Submitted on 27th Apr 2020
In his memoir, Sangharakshita offers no hint of apology or remorse for his behaviour towards me. Looking back over my time in the FWBO (now called Triratna), it has been quite a shock to me to realise how cold hearted, devious and manipulative some people can be, even when they are people claiming to practise an ethical and spiritual way of life. Sangharakshita’s behaviour seems consistent with what I have subsequently learned about the behaviour of narcissists and psychopaths.
Submitted on 14th Jul 2020
"At the DBU member congregation at the end of April 2018 in Germany, Munisha, who was invited officially by the DBU council to teach on Safeguarding, introduced herself as a Safeguarding Officer of Triratna, while in fact she spoke more from the perspective of a PR spokesperson of the Triratna Buddhist Order (TBO). She basically whitewashed the history of the TBO, making the audience at one point even laugh about the victims whom she called “lovers”. The audience laughed when Munisha presented in a slide the record that Sangharakshita had 1.41 “lovers per year”. The pain of those whose faith and openness, whose spiritual quest has been betrayed must exist in another world – far far away or somewhere in this number 1.41. Munisha used a language that not only sought to normalise abuse but to deflect the audience’s attention from it . . . As a witness with some background knowledge, I found Munisha’s entire presentation an ugly feat of whitewashing and propaganda which really caused me pain just hearing it."
Submitted on 26th Apr 2020

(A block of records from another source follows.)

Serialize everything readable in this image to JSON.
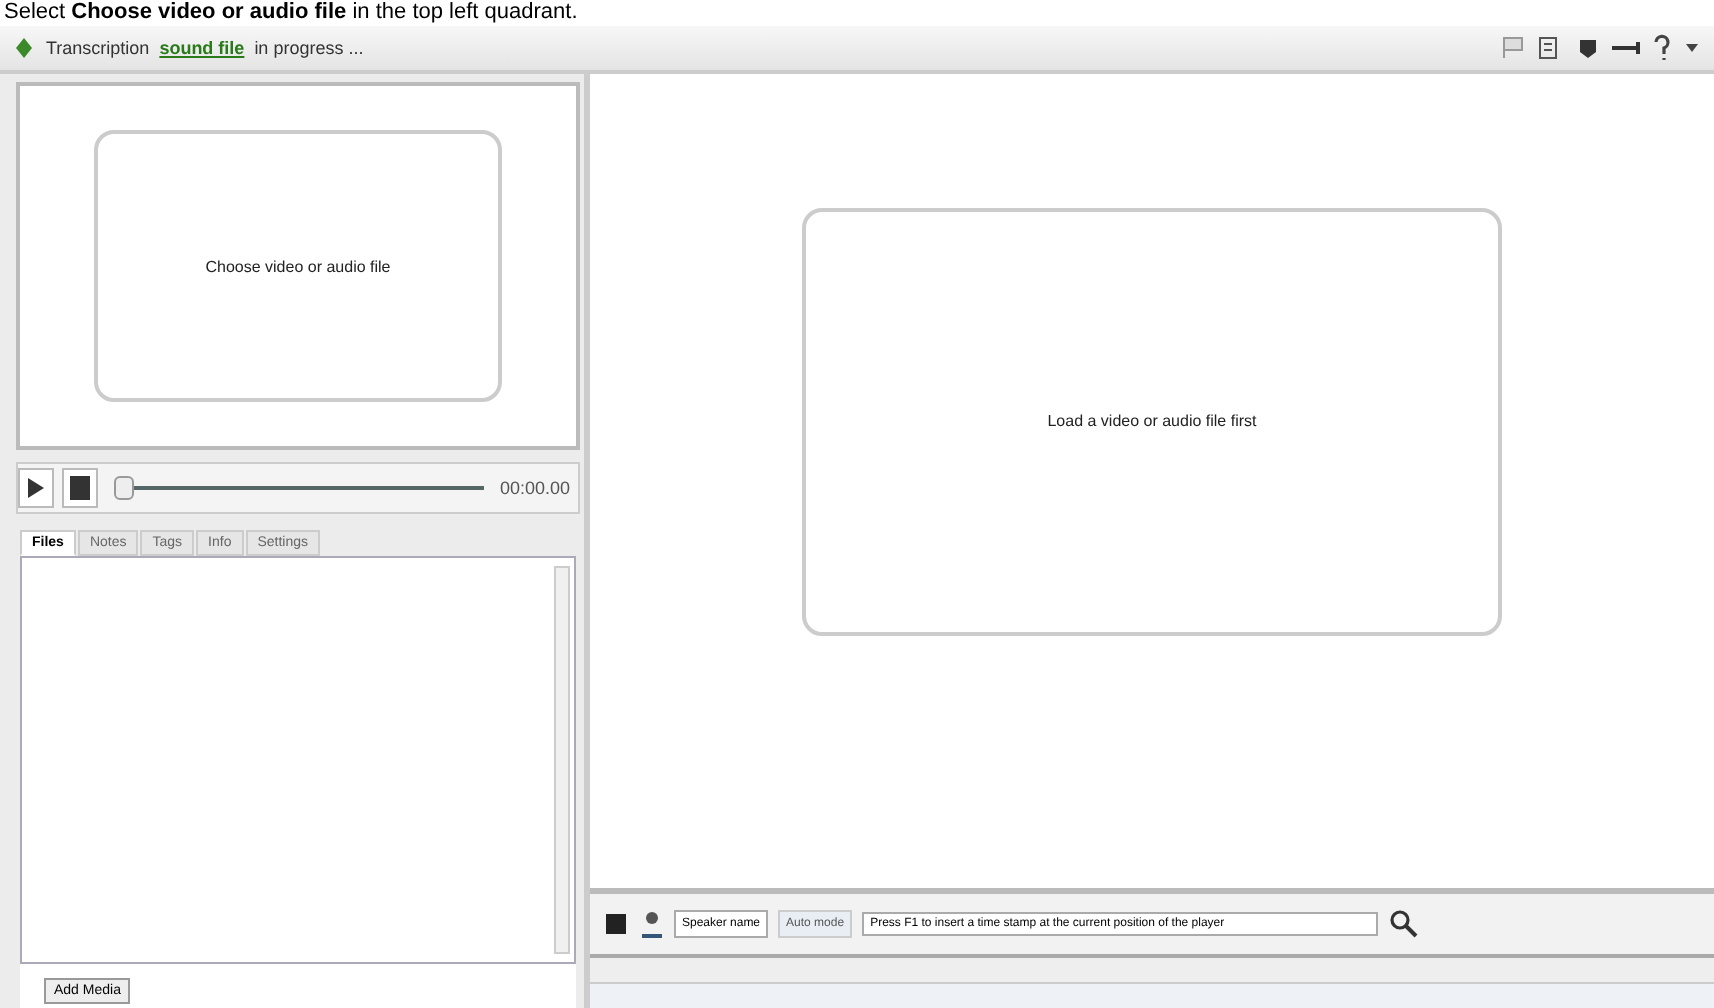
{
  "caption": "Select **Choose video or audio file** in the top left quadrant.",
  "toolbar": {
    "title": "Transcription",
    "link": "sound file",
    "info": "in progress ..."
  },
  "video_panel": {
    "prompt": "Choose video or audio file"
  },
  "player": {
    "time": "00:00.00",
    "level": 0.0
  },
  "tabs": [
    {
      "label": "Files",
      "selected": true
    },
    {
      "label": "Notes",
      "selected": false
    },
    {
      "label": "Tags",
      "selected": false
    },
    {
      "label": "Info",
      "selected": false
    },
    {
      "label": "Settings",
      "selected": false
    }
  ],
  "add_button": "Add Media",
  "document_panel": {
    "prompt": "Load a video or audio file first"
  },
  "editor_bar": {
    "speaker": "Speaker name",
    "mode": "Auto mode",
    "hint": "Press F1 to insert a time stamp at the current position of the player"
  }
}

In 1987 the then Vajrakumara (Mark Dunlop) wrote a letter to the order gazette exposing Sangharakshita's sexually abusive actions toward him over a number of years. At this time there was little interest in Mark's allegations and no action was taken. Mark, fearing Sangharakshita would continue to engage in abusive behaviour with other young men, said his next step would be to talk to the press. At this point Sangharakshita expelled him from the order.
Submitted on 19th Apr 2020
A fascinating in-depth conversation between Alexandra Stein and Chris Shelton on the subject of Steins academic paper, 'Love, Terror and Brainwashing'. Drawing on their personal experiences in different political or religious cults, they discuss the particular dynamics of what attracts, hoodwinks and binds people to high demand groups (or 'cults') and what can help people recover.
Submitted on 16th Apr 2020
The Order depicted in this paper, and in the papers that have followed it, is very different from the Order I was told I was joining in 1993. In particular, the Order's relationship to Bhante, as portrayed in these papers, is fundamentally different from what I was led to believe when I was Ordained. This is not just the natural and organic development of what went before - it is, in some respects, a direct reversal of key principles that I had signed up to.
Submitted on 12th Apr 2020
One of the most influential resignation letters.
Submitted on 11th Apr 2020
To what extent does Triratna satisfy the definition of a cult?